As a country, Americans have a certain sense of entitlement because we have never had a prolonged war fought on our home soil before, and believe me, Mr. Beaty, this virus is a war. We have lost over 100,000 people to date in this war. If you are lucky enough to have known people who survived a World War, especially the people in Europe, you’ll know that war presents itself as a series of sacrifices, and even as a cruel lesson in what we cannot control.
When I think of how businesses are suffering, I also think of the hundreds of thousands of U.S. citizens who have broken hearts because they have lost loved ones to this virus. I would rather say to you, Mr. Beaty, “I am sorry for your loss, I hope that your business interests will recover as quickly as possible.” But I could never say that to someone who has lost the life of someone they love, who will never recover that loss. Let’s all be patient, let’s not be angry, and know that when we work together, we are stronger, and will support each other as the country learns how to open its doors with caution and safety in mind.
Wear Masks Downtown, Please
It will be very difficult for downtown Chatham to have a safe and successful re-opening this summer for several reasons. One of which is very obvious. On Saturday, May 29 at 2 p.m. my wife and I drove from the rotary to 400 Main. In the five minutes that took we counted 17 adults and several children not wearing masks. At 2:30 on our return we counted 14 adults and several children, no duplicates, not wearing masks. Thanks to the town's signs and common sense, many people were wearing masks. However it only takes one or two nonconforming individuals to ruin it for the rest of us. Unless you can require people to cooperate we just don’t see how a summer season can be achieved with any degree of safety, health or success. There are many more difficult hurtles to overcome besides mask wearing, if we cannot make this simple precaution happen how can we expect the more difficult tasks that follow to be achieved. We say this as Main Street Merchants and longtime Chatham Residents.

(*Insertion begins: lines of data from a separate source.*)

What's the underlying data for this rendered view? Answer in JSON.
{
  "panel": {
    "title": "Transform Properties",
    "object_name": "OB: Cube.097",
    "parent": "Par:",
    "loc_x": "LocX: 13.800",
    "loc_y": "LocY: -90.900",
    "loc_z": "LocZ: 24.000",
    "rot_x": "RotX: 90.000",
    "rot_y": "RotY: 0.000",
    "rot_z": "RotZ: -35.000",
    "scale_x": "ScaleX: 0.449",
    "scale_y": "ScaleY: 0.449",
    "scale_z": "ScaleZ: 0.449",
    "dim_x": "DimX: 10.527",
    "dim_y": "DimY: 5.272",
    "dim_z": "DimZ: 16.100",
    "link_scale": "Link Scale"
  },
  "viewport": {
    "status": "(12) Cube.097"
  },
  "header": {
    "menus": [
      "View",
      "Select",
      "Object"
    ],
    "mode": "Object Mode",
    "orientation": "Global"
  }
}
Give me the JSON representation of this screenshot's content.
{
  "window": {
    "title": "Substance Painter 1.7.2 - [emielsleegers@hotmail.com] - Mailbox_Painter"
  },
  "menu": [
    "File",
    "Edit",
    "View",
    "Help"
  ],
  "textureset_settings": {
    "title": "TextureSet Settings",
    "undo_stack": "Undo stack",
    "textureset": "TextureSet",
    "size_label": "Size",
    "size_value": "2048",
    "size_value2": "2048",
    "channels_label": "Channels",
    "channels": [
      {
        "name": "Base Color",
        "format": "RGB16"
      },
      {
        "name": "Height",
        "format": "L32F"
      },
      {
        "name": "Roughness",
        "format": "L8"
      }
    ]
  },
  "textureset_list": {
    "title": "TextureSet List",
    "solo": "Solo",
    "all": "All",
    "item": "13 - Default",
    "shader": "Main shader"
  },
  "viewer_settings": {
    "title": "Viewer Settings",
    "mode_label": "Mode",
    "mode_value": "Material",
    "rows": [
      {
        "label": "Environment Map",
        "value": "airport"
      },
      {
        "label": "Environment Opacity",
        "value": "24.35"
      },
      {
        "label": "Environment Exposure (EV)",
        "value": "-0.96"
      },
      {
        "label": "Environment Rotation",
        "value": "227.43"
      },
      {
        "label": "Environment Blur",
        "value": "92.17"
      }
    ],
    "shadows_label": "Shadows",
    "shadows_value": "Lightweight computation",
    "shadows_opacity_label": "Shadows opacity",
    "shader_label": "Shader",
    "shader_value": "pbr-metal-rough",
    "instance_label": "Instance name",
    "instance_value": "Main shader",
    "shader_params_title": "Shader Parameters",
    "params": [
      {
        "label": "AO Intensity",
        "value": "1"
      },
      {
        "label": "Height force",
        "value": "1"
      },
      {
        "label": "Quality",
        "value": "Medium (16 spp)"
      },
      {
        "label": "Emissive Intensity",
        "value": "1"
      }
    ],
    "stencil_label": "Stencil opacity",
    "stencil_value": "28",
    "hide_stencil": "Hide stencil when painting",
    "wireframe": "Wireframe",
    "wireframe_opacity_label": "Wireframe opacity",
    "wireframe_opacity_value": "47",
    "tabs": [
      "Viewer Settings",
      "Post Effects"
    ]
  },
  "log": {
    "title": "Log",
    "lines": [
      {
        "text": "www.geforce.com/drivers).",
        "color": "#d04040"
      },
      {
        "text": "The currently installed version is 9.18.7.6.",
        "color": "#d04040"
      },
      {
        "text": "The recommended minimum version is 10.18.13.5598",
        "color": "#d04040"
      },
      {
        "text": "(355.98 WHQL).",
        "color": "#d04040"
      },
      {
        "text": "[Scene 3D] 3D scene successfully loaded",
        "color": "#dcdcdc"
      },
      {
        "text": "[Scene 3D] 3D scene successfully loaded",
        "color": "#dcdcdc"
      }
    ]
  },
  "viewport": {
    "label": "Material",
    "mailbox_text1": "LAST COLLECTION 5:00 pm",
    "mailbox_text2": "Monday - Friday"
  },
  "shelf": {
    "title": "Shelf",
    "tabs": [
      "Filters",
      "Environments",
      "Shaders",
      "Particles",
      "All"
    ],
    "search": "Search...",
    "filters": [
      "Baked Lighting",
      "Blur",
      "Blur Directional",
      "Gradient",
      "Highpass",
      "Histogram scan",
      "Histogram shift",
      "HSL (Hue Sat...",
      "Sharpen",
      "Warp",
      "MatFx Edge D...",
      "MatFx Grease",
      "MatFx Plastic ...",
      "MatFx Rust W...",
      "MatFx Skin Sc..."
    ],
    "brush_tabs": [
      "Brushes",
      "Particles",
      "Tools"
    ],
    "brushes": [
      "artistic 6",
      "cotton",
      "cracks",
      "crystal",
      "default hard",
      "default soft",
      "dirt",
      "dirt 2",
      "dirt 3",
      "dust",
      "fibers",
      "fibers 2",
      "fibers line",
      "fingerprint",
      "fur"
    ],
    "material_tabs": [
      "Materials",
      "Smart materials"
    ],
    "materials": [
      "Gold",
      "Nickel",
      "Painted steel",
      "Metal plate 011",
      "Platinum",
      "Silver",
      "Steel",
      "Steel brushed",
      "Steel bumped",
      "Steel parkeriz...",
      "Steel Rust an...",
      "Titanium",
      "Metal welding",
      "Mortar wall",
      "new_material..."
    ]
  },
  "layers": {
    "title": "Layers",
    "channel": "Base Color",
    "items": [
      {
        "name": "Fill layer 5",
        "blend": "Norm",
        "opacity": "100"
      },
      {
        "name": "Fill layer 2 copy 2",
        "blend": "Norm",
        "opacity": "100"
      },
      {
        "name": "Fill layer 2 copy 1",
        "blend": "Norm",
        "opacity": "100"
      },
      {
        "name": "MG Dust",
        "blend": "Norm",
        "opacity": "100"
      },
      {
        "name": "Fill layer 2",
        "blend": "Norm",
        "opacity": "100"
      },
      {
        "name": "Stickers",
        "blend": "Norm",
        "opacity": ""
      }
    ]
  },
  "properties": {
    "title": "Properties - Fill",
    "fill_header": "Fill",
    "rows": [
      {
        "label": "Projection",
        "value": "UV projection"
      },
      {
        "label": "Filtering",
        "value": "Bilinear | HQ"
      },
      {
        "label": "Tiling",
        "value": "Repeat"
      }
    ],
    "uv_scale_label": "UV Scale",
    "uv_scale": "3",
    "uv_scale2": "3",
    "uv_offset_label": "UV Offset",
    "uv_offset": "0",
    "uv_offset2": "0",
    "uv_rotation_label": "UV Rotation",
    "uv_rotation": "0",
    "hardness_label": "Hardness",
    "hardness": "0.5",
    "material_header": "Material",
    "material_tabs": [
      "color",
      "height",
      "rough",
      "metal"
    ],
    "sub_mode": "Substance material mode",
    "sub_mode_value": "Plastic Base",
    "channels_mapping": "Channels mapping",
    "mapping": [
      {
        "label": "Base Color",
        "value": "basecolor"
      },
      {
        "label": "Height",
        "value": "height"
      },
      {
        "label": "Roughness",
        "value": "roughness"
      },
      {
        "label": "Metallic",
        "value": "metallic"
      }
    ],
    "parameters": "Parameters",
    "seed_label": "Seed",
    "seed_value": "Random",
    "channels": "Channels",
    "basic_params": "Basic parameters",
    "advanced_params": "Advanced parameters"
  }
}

Richard and Fran Johnston
Runyon Cares About All Residents
As a high school student I’m part of the sometimes underrepresented youth population of Orleans. When Mefff Runyon’s campaign reached out to me personally asking for my support, I was pleasantly surprised. I got a chance to Zoom with Mefff to get to know him a little before I got on board.
As we talked I found myself seeing him more and more as an ideal candidate for selectman. I saw his financial background at Cape Cod 5 as a strength to help support our community through the pandemic’s economic fallout. I saw his commitments to opening up access to the water, and making Orleans safer for walkers and bikers as signs that he sees the little things that make this town great, and wants to improve them.
During our Zoom call, Mefff didn’t want to just talk about himself as a candidate, he wanted to know what I saw in Orleans that needed improving. That’s the kind of candidate Mefff is. Mefff reached out to this high school student when no other candidate did. He cares deeply about the concerns of every Orleans resident, no matter who they are. That’s why he has my support.